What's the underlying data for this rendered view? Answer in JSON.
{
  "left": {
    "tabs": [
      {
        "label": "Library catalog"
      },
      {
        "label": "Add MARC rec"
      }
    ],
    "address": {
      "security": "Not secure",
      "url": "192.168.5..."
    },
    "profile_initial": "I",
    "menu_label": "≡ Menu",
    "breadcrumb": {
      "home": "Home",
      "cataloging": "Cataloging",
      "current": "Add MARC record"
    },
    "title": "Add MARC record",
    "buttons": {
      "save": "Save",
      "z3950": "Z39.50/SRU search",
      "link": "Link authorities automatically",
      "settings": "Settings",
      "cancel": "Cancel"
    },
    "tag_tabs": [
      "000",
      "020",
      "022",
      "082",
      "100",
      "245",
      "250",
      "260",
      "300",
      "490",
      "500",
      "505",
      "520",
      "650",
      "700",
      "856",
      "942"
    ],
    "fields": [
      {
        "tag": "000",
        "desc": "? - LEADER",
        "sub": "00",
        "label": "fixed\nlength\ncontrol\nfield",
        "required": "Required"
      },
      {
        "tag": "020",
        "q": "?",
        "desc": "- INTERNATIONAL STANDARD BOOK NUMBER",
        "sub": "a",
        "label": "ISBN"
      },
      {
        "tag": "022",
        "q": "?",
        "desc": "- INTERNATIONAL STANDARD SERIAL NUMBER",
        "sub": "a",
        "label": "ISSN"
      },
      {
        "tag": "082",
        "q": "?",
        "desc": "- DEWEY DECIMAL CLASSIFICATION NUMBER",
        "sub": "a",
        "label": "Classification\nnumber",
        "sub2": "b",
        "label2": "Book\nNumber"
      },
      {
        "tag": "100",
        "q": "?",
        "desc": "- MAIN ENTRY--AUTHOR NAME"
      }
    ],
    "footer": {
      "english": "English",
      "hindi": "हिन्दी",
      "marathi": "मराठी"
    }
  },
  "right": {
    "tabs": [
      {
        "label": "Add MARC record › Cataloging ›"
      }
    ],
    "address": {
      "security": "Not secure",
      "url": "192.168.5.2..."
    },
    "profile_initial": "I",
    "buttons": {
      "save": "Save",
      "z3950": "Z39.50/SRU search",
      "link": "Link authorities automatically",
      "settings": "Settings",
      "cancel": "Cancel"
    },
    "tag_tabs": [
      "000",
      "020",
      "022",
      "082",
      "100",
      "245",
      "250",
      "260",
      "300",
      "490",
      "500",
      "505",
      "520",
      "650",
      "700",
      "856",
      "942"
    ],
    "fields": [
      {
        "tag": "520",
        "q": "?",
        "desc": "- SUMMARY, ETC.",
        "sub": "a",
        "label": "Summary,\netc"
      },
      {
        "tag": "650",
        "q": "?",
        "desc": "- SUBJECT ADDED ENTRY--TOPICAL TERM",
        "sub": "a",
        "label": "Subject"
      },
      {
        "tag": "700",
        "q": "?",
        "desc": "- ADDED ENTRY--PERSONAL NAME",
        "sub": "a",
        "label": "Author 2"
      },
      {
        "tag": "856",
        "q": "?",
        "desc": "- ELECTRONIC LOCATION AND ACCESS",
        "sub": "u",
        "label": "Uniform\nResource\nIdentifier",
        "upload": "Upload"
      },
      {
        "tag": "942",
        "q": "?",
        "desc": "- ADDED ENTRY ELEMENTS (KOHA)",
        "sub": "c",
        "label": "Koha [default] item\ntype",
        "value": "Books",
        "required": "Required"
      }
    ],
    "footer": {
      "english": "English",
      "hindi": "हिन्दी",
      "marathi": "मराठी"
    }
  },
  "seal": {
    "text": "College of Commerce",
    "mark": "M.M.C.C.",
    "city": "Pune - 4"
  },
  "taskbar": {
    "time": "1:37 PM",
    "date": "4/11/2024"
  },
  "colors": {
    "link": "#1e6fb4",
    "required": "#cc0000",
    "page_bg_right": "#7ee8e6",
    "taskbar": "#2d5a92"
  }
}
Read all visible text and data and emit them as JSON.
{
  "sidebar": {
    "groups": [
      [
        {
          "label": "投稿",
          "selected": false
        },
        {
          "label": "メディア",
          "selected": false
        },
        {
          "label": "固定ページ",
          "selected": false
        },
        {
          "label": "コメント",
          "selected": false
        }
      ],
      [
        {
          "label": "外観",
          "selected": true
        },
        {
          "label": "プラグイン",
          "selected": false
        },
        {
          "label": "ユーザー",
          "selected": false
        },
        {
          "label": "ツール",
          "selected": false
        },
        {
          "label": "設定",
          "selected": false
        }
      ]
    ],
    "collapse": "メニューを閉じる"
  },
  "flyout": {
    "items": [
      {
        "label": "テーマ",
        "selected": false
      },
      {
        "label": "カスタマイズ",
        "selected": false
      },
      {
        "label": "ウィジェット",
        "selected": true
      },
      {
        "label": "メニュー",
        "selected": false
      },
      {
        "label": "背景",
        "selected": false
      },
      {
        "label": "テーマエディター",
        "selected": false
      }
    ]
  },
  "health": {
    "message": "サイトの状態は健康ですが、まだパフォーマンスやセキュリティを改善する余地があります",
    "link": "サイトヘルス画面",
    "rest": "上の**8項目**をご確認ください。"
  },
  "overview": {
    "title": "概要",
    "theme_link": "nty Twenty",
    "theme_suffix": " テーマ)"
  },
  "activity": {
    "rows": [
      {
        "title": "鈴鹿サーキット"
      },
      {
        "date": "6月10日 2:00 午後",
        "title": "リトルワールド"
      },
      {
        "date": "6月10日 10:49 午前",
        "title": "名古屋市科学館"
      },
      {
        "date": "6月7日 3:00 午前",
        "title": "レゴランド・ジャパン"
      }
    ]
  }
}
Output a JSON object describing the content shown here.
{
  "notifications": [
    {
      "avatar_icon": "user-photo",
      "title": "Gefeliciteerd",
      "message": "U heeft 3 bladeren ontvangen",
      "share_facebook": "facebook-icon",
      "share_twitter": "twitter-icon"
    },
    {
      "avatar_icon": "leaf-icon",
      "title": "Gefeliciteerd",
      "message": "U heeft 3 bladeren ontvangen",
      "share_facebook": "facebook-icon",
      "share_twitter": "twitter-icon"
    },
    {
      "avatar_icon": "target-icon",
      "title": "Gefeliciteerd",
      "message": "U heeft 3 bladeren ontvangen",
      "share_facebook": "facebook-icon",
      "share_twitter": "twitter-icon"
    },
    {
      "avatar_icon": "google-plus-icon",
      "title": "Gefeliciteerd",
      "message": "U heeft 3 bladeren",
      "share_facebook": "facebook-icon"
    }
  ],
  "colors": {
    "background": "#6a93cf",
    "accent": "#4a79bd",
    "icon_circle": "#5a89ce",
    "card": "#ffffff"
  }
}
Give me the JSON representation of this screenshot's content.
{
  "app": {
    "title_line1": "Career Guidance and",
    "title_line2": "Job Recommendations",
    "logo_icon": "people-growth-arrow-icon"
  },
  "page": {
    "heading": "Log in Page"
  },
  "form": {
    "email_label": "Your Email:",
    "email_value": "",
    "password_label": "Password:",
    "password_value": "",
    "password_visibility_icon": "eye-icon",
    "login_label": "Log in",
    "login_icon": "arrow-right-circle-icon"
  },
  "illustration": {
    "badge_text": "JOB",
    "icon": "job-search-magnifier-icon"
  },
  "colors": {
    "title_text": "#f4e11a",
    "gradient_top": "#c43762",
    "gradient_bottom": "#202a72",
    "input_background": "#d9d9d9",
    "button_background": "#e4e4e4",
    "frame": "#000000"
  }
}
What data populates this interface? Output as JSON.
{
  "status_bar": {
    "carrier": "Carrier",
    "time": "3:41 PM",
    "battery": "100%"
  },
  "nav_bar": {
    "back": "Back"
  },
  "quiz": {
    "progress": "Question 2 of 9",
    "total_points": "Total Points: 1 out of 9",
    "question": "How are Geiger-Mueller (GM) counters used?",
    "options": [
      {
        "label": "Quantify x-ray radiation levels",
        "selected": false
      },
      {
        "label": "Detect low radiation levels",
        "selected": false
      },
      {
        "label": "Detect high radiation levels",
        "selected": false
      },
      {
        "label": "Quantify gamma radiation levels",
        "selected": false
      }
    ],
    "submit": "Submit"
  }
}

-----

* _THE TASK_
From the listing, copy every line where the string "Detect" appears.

* _ANSWER TO THIS PROBLEM_
        "label": "Detect low radiation levels",
        "label": "Detect high radiation levels",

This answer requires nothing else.